Stored items from a collection
- - - - - - -
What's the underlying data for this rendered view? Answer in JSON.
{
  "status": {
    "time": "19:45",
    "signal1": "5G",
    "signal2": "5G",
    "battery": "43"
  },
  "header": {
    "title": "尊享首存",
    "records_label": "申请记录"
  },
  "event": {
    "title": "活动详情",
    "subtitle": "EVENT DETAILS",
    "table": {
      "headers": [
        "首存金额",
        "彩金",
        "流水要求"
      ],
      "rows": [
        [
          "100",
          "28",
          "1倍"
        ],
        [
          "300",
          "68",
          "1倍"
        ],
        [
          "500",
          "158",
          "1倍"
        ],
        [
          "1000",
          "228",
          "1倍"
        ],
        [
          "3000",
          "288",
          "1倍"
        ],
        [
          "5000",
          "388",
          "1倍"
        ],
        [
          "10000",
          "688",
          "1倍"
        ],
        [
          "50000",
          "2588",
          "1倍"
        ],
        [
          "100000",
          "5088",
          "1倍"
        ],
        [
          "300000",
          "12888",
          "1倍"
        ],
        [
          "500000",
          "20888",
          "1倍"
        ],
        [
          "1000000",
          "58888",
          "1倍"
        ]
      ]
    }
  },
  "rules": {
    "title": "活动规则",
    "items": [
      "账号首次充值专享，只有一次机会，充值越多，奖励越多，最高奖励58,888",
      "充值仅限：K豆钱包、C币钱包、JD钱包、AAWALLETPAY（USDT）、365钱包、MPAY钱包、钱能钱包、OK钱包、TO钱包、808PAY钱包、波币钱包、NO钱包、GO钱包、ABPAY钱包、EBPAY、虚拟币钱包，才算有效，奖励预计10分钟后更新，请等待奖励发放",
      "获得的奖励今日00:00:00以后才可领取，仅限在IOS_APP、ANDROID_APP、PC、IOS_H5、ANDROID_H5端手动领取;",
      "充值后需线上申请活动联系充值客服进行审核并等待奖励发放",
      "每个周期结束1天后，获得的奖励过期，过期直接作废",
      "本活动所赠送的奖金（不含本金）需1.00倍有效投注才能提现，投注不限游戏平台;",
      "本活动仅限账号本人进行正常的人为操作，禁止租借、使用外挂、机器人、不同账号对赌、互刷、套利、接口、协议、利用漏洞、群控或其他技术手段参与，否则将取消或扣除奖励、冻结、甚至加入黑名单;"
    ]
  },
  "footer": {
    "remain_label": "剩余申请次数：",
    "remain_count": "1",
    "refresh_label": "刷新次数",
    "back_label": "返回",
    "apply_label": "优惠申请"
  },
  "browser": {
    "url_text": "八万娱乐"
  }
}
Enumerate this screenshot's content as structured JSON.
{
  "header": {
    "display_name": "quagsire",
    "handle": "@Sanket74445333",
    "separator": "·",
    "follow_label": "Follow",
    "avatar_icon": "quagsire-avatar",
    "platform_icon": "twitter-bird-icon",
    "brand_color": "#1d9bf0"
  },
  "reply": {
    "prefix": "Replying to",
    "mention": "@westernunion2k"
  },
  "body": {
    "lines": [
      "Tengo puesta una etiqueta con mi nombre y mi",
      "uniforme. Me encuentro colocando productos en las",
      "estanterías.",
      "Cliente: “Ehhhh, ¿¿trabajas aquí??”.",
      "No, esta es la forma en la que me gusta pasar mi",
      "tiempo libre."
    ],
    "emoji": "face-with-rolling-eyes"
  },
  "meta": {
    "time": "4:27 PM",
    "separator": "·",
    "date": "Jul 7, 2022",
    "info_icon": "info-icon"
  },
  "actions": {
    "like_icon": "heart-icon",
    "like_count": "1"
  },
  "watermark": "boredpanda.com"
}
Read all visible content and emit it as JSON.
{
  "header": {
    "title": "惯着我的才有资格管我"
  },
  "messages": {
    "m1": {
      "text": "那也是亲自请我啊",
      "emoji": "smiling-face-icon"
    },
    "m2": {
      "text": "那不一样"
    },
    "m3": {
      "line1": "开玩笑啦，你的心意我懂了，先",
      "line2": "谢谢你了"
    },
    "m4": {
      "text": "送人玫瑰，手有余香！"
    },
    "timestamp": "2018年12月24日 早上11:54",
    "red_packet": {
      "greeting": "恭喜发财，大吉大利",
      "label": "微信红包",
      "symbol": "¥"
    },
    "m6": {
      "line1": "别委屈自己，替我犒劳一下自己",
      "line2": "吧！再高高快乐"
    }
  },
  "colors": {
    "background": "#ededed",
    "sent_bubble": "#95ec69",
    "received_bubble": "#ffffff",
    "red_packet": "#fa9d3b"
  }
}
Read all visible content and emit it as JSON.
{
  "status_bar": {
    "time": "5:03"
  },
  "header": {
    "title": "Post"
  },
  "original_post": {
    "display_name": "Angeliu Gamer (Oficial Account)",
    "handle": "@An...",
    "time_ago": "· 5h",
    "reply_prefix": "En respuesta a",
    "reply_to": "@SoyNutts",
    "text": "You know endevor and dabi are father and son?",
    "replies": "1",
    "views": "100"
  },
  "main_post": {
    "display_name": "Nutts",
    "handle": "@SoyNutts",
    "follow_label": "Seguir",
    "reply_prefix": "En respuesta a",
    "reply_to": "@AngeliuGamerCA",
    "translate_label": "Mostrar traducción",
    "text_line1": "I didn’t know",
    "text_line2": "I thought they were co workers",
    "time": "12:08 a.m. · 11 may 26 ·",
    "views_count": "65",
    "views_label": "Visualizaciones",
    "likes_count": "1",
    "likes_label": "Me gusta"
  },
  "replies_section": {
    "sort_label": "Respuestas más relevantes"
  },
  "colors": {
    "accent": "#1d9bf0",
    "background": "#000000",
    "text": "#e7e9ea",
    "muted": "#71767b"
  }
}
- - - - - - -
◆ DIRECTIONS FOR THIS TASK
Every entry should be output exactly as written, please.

◆ ANSWER TO THE EXERCISE
What's the underlying data for this rendered view? Answer in JSON.
{
  "status": {
    "time": "19:45",
    "signal1": "5G",
    "signal2": "5G",
    "battery": "43"
  },
  "header": {
    "title": "尊享首存",
    "records_label": "申请记录"
  },
  "event": {
    "title": "活动详情",
    "subtitle": "EVENT DETAILS",
    "table": {
      "headers": [
        "首存金额",
        "彩金",
        "流水要求"
      ],
      "rows": [
        [
          "100",
          "28",
          "1倍"
        ],
        [
          "300",
          "68",
          "1倍"
        ],
        [
          "500",
          "158",
          "1倍"
        ],
        [
          "1000",
          "228",
          "1倍"
        ],
        [
          "3000",
          "288",
          "1倍"
        ],
        [
          "5000",
          "388",
          "1倍"
        ],
        [
          "10000",
          "688",
          "1倍"
        ],
        [
          "50000",
          "2588",
          "1倍"
        ],
        [
          "100000",
          "5088",
          "1倍"
        ],
        [
          "300000",
          "12888",
          "1倍"
        ],
        [
          "500000",
          "20888",
          "1倍"
        ],
        [
          "1000000",
          "58888",
          "1倍"
        ]
      ]
    }
  },
  "rules": {
    "title": "活动规则",
    "items": [
      "账号首次充值专享，只有一次机会，充值越多，奖励越多，最高奖励58,888",
      "充值仅限：K豆钱包、C币钱包、JD钱包、AAWALLETPAY（USDT）、365钱包、MPAY钱包、钱能钱包、OK钱包、TO钱包、808PAY钱包、波币钱包、NO钱包、GO钱包、ABPAY钱包、EBPAY、虚拟币钱包，才算有效，奖励预计10分钟后更新，请等待奖励发放",
      "获得的奖励今日00:00:00以后才可领取，仅限在IOS_APP、ANDROID_APP、PC、IOS_H5、ANDROID_H5端手动领取;",
      "充值后需线上申请活动联系充值客服进行审核并等待奖励发放",
      "每个周期结束1天后，获得的奖励过期，过期直接作废",
      "本活动所赠送的奖金（不含本金）需1.00倍有效投注才能提现，投注不限游戏平台;",
      "本活动仅限账号本人进行正常的人为操作，禁止租借、使用外挂、机器人、不同账号对赌、互刷、套利、接口、协议、利用漏洞、群控或其他技术手段参与，否则将取消或扣除奖励、冻结、甚至加入黑名单;"
    ]
  },
  "footer": {
    "remain_label": "剩余申请次数：",
    "remain_count": "1",
    "refresh_label": "刷新次数",
    "back_label": "返回",
    "apply_label": "优惠申请"
  },
  "browser": {
    "url_text": "八万娱乐"
  }
}
Enumerate this screenshot's content as structured JSON.
{
  "header": {
    "display_name": "quagsire",
    "handle": "@Sanket74445333",
    "separator": "·",
    "follow_label": "Follow",
    "avatar_icon": "quagsire-avatar",
    "platform_icon": "twitter-bird-icon",
    "brand_color": "#1d9bf0"
  },
  "reply": {
    "prefix": "Replying to",
    "mention": "@westernunion2k"
  },
  "body": {
    "lines": [
      "Tengo puesta una etiqueta con mi nombre y mi",
      "uniforme. Me encuentro colocando productos en las",
      "estanterías.",
      "Cliente: “Ehhhh, ¿¿trabajas aquí??”.",
      "No, esta es la forma en la que me gusta pasar mi",
      "tiempo libre."
    ],
    "emoji": "face-with-rolling-eyes"
  },
  "meta": {
    "time": "4:27 PM",
    "separator": "·",
    "date": "Jul 7, 2022",
    "info_icon": "info-icon"
  },
  "actions": {
    "like_icon": "heart-icon",
    "like_count": "1"
  },
  "watermark": "boredpanda.com"
}
Read all visible content and emit it as JSON.
{
  "header": {
    "title": "惯着我的才有资格管我"
  },
  "messages": {
    "m1": {
      "text": "那也是亲自请我啊",
      "emoji": "smiling-face-icon"
    },
    "m2": {
      "text": "那不一样"
    },
    "m3": {
      "line1": "开玩笑啦，你的心意我懂了，先",
      "line2": "谢谢你了"
    },
    "m4": {
      "text": "送人玫瑰，手有余香！"
    },
    "timestamp": "2018年12月24日 早上11:54",
    "red_packet": {
      "greeting": "恭喜发财，大吉大利",
      "label": "微信红包",
      "symbol": "¥"
    },
    "m6": {
      "line1": "别委屈自己，替我犒劳一下自己",
      "line2": "吧！再高高快乐"
    }
  },
  "colors": {
    "background": "#ededed",
    "sent_bubble": "#95ec69",
    "received_bubble": "#ffffff",
    "red_packet": "#fa9d3b"
  }
}
Read all visible content and emit it as JSON.
{
  "status_bar": {
    "time": "5:03"
  },
  "header": {
    "title": "Post"
  },
  "original_post": {
    "display_name": "Angeliu Gamer (Oficial Account)",
    "handle": "@An...",
    "time_ago": "· 5h",
    "reply_prefix": "En respuesta a",
    "reply_to": "@SoyNutts",
    "text": "You know endevor and dabi are father and son?",
    "replies": "1",
    "views": "100"
  },
  "main_post": {
    "display_name": "Nutts",
    "handle": "@SoyNutts",
    "follow_label": "Seguir",
    "reply_prefix": "En respuesta a",
    "reply_to": "@AngeliuGamerCA",
    "translate_label": "Mostrar traducción",
    "text_line1": "I didn’t know",
    "text_line2": "I thought they were co workers",
    "time": "12:08 a.m. · 11 may 26 ·",
    "views_count": "65",
    "views_label": "Visualizaciones",
    "likes_count": "1",
    "likes_label": "Me gusta"
  },
  "replies_section": {
    "sort_label": "Respuestas más relevantes"
  },
  "colors": {
    "accent": "#1d9bf0",
    "background": "#000000",
    "text": "#e7e9ea",
    "muted": "#71767b"
  }
}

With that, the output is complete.